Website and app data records
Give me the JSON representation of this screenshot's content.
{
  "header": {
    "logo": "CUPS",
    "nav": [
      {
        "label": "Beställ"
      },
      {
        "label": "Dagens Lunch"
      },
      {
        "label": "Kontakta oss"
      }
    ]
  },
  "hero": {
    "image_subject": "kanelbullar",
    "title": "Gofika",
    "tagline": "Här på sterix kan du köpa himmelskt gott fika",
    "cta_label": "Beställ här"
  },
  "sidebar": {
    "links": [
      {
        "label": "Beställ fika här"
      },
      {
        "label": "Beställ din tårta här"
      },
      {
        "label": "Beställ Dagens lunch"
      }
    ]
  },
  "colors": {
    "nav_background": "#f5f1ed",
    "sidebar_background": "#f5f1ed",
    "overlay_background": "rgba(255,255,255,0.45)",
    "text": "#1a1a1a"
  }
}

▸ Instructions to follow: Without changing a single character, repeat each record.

▸ Response box:
Give me the JSON representation of this screenshot's content.
{
  "header": {
    "logo": "CUPS",
    "nav": [
      {
        "label": "Beställ"
      },
      {
        "label": "Dagens Lunch"
      },
      {
        "label": "Kontakta oss"
      }
    ]
  },
  "hero": {
    "image_subject": "kanelbullar",
    "title": "Gofika",
    "tagline": "Här på sterix kan du köpa himmelskt gott fika",
    "cta_label": "Beställ här"
  },
  "sidebar": {
    "links": [
      {
        "label": "Beställ fika här"
      },
      {
        "label": "Beställ din tårta här"
      },
      {
        "label": "Beställ Dagens lunch"
      }
    ]
  },
  "colors": {
    "nav_background": "#f5f1ed",
    "sidebar_background": "#f5f1ed",
    "overlay_background": "rgba(255,255,255,0.45)",
    "text": "#1a1a1a"
  }
}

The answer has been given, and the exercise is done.